--- Task statement ---
From the records below, copy each line in which the string "kibana" occurs.
↓
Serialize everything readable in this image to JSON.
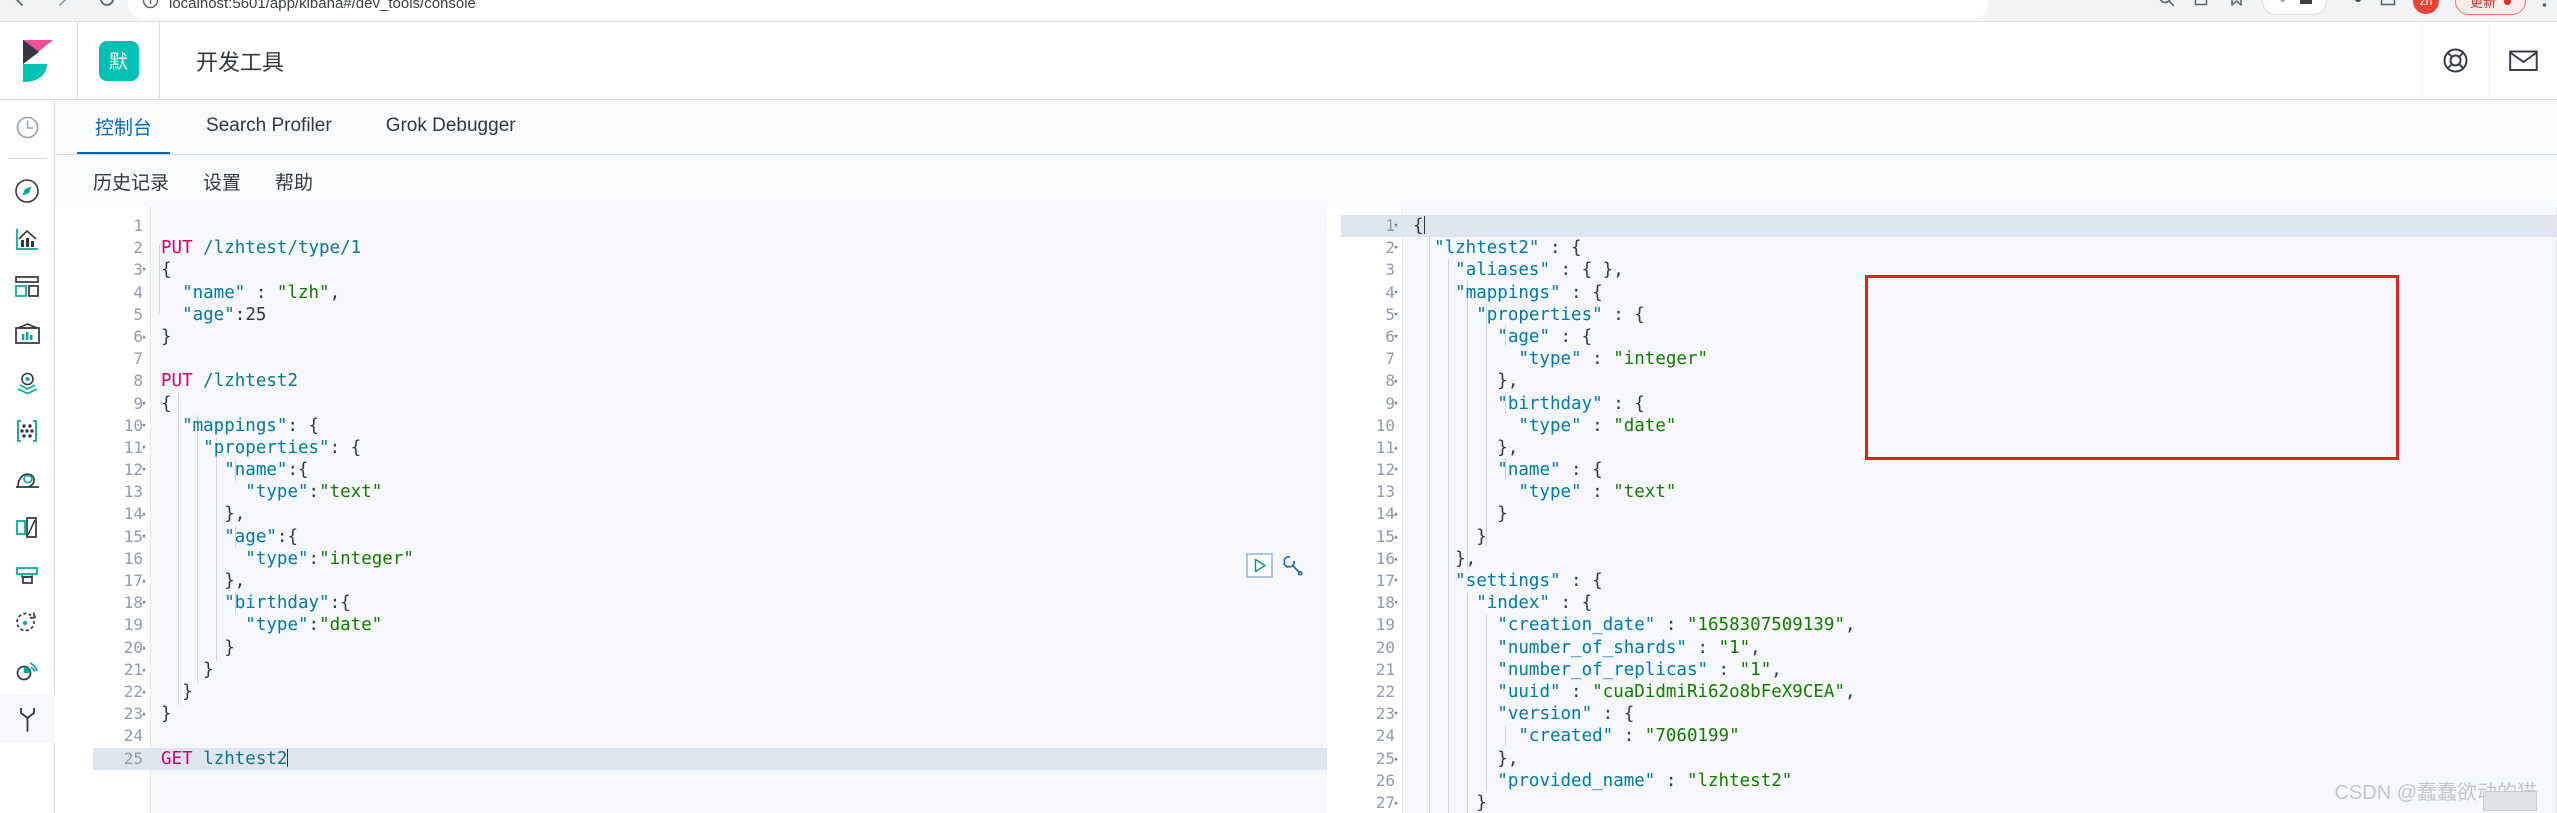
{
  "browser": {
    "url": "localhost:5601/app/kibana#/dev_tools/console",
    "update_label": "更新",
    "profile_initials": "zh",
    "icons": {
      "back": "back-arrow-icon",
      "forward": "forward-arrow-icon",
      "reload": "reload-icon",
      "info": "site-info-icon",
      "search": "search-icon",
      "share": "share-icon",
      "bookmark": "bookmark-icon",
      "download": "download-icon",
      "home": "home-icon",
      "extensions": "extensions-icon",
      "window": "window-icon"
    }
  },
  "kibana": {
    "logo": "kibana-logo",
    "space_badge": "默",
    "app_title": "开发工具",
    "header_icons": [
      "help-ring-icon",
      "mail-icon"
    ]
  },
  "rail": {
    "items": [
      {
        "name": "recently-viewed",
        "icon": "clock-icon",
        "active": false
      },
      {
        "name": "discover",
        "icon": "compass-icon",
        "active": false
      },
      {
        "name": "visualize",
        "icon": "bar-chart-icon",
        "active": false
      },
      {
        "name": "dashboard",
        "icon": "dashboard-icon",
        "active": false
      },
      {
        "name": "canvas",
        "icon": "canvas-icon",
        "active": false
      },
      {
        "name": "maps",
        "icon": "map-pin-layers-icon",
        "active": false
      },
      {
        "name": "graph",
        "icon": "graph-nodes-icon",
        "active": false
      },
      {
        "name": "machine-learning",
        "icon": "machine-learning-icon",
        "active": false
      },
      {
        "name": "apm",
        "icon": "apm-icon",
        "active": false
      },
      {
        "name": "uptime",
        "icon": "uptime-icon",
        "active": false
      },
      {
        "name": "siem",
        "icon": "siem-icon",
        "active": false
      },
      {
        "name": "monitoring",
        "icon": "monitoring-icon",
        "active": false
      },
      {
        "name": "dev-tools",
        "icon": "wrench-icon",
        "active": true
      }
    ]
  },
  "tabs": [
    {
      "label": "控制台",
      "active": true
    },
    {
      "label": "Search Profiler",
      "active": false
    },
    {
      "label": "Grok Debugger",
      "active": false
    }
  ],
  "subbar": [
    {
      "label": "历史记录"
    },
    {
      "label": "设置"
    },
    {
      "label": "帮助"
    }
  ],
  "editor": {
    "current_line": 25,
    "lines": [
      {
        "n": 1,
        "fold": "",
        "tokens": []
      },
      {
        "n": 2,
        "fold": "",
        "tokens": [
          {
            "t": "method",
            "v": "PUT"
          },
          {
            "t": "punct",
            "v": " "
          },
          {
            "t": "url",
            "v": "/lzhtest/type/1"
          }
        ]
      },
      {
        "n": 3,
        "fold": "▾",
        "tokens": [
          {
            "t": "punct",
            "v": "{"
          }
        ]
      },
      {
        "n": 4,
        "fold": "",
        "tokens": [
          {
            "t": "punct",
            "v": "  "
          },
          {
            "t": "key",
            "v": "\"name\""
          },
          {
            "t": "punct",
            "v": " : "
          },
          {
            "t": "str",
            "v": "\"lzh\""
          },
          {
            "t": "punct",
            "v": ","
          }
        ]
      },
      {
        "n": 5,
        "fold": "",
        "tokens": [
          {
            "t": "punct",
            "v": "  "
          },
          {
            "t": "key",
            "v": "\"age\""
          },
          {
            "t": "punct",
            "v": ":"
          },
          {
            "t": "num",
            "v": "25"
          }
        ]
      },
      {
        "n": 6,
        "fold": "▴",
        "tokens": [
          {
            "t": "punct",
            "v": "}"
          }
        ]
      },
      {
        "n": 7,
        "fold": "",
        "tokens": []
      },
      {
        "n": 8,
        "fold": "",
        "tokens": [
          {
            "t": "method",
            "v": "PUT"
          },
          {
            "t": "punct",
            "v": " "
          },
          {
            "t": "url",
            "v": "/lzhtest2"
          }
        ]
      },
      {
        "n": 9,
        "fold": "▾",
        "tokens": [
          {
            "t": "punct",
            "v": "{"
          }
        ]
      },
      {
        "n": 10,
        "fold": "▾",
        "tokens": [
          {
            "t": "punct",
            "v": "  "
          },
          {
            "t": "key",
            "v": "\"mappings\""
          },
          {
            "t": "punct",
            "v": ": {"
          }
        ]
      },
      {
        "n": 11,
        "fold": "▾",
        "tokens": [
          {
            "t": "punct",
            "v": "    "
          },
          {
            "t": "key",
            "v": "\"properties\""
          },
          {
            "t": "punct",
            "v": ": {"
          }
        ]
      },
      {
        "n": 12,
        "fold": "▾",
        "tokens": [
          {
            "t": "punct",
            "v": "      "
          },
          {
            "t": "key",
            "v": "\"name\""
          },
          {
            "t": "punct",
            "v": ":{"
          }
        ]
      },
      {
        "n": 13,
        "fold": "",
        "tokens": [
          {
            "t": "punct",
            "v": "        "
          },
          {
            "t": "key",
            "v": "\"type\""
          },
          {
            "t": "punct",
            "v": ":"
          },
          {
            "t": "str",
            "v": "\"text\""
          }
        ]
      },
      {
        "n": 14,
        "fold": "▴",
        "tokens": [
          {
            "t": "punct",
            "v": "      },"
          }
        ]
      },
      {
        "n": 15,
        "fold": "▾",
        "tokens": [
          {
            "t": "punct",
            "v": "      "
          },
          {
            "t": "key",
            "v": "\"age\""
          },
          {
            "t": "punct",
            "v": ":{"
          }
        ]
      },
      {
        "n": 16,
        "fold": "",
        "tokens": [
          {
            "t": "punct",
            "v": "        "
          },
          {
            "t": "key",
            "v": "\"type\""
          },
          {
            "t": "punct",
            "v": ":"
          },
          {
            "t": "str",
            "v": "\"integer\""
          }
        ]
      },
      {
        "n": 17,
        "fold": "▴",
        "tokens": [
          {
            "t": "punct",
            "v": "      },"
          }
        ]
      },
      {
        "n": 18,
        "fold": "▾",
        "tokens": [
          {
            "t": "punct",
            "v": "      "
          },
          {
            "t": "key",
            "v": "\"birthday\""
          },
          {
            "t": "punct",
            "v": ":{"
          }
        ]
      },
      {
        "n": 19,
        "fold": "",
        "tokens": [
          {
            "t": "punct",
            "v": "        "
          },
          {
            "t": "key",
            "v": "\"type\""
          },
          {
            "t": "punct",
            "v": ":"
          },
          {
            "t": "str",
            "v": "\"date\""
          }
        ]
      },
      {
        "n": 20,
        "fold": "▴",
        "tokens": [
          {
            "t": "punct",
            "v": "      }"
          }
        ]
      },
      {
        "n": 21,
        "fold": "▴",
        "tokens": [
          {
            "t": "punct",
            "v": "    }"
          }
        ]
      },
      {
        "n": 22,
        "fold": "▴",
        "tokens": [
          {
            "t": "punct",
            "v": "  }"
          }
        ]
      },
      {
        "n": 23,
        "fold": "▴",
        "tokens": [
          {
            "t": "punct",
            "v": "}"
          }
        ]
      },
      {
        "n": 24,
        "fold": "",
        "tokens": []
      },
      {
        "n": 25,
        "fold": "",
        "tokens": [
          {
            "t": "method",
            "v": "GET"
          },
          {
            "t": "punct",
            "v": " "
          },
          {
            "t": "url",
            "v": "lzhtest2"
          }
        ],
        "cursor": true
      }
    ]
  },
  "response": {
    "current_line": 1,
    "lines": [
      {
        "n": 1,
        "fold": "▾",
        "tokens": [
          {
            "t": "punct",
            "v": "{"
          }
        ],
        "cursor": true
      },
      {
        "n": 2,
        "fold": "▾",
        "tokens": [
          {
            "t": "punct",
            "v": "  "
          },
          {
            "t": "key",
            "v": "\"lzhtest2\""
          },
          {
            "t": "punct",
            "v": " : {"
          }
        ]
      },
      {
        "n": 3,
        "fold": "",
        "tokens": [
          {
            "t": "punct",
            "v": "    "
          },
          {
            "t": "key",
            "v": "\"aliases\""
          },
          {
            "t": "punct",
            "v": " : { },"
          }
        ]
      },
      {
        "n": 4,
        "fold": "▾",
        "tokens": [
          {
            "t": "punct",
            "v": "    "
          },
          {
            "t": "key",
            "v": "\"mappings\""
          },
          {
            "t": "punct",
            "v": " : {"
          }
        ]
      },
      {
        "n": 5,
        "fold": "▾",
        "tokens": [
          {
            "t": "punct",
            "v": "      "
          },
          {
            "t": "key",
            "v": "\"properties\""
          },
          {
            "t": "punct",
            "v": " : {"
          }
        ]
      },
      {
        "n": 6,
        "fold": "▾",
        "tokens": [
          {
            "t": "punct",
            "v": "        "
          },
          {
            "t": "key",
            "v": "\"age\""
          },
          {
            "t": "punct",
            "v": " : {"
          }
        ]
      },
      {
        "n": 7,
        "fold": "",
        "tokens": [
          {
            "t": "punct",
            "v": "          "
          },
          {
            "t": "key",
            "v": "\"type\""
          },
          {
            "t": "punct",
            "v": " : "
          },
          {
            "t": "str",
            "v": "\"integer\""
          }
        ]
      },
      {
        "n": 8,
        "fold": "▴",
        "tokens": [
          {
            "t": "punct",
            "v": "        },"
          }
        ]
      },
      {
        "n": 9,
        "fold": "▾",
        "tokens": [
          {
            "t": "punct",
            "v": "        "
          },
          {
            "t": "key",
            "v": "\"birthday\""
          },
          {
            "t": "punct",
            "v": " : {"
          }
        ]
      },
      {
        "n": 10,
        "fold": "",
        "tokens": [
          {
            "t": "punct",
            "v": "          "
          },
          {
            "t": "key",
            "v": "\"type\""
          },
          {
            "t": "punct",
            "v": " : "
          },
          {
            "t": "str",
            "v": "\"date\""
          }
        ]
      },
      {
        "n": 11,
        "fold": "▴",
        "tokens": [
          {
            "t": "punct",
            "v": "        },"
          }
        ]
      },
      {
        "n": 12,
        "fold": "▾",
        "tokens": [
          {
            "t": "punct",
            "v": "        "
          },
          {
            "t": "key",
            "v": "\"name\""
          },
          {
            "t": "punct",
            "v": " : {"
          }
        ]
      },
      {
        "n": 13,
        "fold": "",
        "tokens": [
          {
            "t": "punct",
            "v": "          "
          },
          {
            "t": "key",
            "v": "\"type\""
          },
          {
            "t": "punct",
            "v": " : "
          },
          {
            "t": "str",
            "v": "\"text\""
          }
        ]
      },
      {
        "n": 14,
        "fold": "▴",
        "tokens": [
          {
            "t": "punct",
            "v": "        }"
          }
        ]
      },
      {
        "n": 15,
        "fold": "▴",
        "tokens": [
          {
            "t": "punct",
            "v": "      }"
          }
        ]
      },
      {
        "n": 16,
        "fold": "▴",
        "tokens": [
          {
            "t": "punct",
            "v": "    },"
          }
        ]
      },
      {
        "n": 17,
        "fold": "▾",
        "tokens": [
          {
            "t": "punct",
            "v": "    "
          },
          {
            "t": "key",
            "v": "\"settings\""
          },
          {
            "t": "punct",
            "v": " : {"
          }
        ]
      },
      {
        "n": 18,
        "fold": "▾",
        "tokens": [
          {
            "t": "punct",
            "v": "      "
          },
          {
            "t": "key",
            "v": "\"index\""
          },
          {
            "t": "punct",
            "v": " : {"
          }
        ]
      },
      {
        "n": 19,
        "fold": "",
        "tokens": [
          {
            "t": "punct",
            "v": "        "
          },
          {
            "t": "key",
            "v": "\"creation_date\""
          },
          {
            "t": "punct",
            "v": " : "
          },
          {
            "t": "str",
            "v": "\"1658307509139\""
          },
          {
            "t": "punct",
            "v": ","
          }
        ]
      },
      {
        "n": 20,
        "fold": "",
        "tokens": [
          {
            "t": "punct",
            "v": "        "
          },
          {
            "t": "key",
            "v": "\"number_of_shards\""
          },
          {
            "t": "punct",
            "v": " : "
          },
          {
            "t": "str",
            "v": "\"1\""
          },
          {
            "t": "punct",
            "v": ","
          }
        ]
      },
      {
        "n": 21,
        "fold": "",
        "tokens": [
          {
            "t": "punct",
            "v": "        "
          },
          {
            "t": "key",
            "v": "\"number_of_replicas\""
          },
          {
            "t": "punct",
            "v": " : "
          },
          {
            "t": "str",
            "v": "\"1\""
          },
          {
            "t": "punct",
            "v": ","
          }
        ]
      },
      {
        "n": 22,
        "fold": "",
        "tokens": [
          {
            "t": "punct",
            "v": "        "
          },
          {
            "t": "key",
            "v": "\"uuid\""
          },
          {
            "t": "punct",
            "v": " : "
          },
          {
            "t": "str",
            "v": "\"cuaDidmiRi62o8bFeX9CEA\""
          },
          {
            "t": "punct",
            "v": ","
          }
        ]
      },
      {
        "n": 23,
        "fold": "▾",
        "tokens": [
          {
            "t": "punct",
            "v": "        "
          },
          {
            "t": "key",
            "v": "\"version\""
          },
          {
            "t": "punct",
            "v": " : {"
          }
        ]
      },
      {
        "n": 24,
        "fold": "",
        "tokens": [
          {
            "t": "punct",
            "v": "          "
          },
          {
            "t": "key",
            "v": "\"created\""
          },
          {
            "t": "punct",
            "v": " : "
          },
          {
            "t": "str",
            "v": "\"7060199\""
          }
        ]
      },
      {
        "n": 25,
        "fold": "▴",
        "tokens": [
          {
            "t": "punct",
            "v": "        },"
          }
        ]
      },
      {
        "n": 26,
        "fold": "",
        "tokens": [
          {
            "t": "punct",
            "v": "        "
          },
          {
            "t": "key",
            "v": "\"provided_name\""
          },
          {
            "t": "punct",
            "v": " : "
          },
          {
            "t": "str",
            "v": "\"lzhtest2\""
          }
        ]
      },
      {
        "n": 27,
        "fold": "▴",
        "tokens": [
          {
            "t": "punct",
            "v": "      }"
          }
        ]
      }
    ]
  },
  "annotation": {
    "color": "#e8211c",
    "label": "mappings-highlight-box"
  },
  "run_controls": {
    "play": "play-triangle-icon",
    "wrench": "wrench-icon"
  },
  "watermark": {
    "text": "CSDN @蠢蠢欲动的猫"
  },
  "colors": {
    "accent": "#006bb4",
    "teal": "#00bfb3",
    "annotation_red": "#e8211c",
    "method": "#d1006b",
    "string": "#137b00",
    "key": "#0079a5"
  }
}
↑
--- Completed exercise ---
    "url": "localhost:5601/app/kibana#/dev_tools/console",
  "kibana": {
    "logo": "kibana-logo",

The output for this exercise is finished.